Exercise aim ▸ From the first line to the last, retype the listing without any alteration.

Exercise input ▸
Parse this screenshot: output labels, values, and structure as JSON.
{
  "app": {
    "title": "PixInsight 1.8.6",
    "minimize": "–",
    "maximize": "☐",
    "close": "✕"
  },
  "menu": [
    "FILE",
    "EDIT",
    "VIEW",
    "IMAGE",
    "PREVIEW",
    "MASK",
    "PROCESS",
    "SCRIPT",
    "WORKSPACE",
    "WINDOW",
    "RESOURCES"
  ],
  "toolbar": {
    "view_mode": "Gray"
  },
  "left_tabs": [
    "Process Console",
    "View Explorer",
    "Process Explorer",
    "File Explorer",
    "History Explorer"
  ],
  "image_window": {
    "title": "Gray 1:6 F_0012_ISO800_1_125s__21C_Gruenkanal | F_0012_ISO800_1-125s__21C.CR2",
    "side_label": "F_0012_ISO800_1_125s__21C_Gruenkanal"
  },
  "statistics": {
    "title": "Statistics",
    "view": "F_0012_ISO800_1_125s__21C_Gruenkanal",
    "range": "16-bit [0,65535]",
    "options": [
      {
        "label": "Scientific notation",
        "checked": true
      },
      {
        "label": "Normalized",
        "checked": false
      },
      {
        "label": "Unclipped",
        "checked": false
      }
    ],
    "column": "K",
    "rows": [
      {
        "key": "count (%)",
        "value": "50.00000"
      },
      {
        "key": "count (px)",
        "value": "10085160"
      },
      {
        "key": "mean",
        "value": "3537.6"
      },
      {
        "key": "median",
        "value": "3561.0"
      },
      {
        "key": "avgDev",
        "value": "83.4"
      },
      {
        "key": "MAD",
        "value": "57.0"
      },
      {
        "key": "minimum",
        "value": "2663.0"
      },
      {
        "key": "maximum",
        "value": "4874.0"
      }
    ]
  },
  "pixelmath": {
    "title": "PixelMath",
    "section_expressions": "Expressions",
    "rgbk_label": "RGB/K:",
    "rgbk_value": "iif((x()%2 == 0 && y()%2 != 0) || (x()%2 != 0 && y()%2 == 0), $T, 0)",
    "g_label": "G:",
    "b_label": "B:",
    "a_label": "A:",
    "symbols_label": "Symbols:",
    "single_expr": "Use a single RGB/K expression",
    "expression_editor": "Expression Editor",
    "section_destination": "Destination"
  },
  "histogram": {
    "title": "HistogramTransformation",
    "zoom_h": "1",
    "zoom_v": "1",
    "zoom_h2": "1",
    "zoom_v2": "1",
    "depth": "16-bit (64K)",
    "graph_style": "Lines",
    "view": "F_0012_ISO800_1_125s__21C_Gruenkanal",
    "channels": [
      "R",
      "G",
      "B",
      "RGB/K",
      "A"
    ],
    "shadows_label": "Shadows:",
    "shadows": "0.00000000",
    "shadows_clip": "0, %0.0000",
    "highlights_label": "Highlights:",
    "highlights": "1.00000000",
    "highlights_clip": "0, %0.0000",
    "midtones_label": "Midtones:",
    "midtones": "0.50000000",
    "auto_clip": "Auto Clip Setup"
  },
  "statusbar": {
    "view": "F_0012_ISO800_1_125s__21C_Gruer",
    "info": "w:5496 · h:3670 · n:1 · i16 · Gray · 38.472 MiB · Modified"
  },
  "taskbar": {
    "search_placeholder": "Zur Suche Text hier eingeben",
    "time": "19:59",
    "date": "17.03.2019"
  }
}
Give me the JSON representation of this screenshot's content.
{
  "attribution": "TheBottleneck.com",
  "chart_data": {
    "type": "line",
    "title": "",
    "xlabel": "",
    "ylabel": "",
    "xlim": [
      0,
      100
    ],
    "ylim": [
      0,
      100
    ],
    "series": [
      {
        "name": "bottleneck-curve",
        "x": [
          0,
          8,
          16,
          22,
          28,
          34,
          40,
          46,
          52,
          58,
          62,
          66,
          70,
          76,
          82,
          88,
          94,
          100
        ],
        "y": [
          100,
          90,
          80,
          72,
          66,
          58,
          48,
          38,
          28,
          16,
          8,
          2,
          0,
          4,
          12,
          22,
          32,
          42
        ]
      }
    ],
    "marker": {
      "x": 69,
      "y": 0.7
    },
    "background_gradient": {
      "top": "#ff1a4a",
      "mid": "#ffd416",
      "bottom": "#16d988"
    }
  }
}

Output of the task ▸
Parse this screenshot: output labels, values, and structure as JSON.
{
  "app": {
    "title": "PixInsight 1.8.6",
    "minimize": "–",
    "maximize": "☐",
    "close": "✕"
  },
  "menu": [
    "FILE",
    "EDIT",
    "VIEW",
    "IMAGE",
    "PREVIEW",
    "MASK",
    "PROCESS",
    "SCRIPT",
    "WORKSPACE",
    "WINDOW",
    "RESOURCES"
  ],
  "toolbar": {
    "view_mode": "Gray"
  },
  "left_tabs": [
    "Process Console",
    "View Explorer",
    "Process Explorer",
    "File Explorer",
    "History Explorer"
  ],
  "image_window": {
    "title": "Gray 1:6 F_0012_ISO800_1_125s__21C_Gruenkanal | F_0012_ISO800_1-125s__21C.CR2",
    "side_label": "F_0012_ISO800_1_125s__21C_Gruenkanal"
  },
  "statistics": {
    "title": "Statistics",
    "view": "F_0012_ISO800_1_125s__21C_Gruenkanal",
    "range": "16-bit [0,65535]",
    "options": [
      {
        "label": "Scientific notation",
        "checked": true
      },
      {
        "label": "Normalized",
        "checked": false
      },
      {
        "label": "Unclipped",
        "checked": false
      }
    ],
    "column": "K",
    "rows": [
      {
        "key": "count (%)",
        "value": "50.00000"
      },
      {
        "key": "count (px)",
        "value": "10085160"
      },
      {
        "key": "mean",
        "value": "3537.6"
      },
      {
        "key": "median",
        "value": "3561.0"
      },
      {
        "key": "avgDev",
        "value": "83.4"
      },
      {
        "key": "MAD",
        "value": "57.0"
      },
      {
        "key": "minimum",
        "value": "2663.0"
      },
      {
        "key": "maximum",
        "value": "4874.0"
      }
    ]
  },
  "pixelmath": {
    "title": "PixelMath",
    "section_expressions": "Expressions",
    "rgbk_label": "RGB/K:",
    "rgbk_value": "iif((x()%2 == 0 && y()%2 != 0) || (x()%2 != 0 && y()%2 == 0), $T, 0)",
    "g_label": "G:",
    "b_label": "B:",
    "a_label": "A:",
    "symbols_label": "Symbols:",
    "single_expr": "Use a single RGB/K expression",
    "expression_editor": "Expression Editor",
    "section_destination": "Destination"
  },
  "histogram": {
    "title": "HistogramTransformation",
    "zoom_h": "1",
    "zoom_v": "1",
    "zoom_h2": "1",
    "zoom_v2": "1",
    "depth": "16-bit (64K)",
    "graph_style": "Lines",
    "view": "F_0012_ISO800_1_125s__21C_Gruenkanal",
    "channels": [
      "R",
      "G",
      "B",
      "RGB/K",
      "A"
    ],
    "shadows_label": "Shadows:",
    "shadows": "0.00000000",
    "shadows_clip": "0, %0.0000",
    "highlights_label": "Highlights:",
    "highlights": "1.00000000",
    "highlights_clip": "0, %0.0000",
    "midtones_label": "Midtones:",
    "midtones": "0.50000000",
    "auto_clip": "Auto Clip Setup"
  },
  "statusbar": {
    "view": "F_0012_ISO800_1_125s__21C_Gruer",
    "info": "w:5496 · h:3670 · n:1 · i16 · Gray · 38.472 MiB · Modified"
  },
  "taskbar": {
    "search_placeholder": "Zur Suche Text hier eingeben",
    "time": "19:59",
    "date": "17.03.2019"
  }
}
Give me the JSON representation of this screenshot's content.
{
  "attribution": "TheBottleneck.com",
  "chart_data": {
    "type": "line",
    "title": "",
    "xlabel": "",
    "ylabel": "",
    "xlim": [
      0,
      100
    ],
    "ylim": [
      0,
      100
    ],
    "series": [
      {
        "name": "bottleneck-curve",
        "x": [
          0,
          8,
          16,
          22,
          28,
          34,
          40,
          46,
          52,
          58,
          62,
          66,
          70,
          76,
          82,
          88,
          94,
          100
        ],
        "y": [
          100,
          90,
          80,
          72,
          66,
          58,
          48,
          38,
          28,
          16,
          8,
          2,
          0,
          4,
          12,
          22,
          32,
          42
        ]
      }
    ],
    "marker": {
      "x": 69,
      "y": 0.7
    },
    "background_gradient": {
      "top": "#ff1a4a",
      "mid": "#ffd416",
      "bottom": "#16d988"
    }
  }
}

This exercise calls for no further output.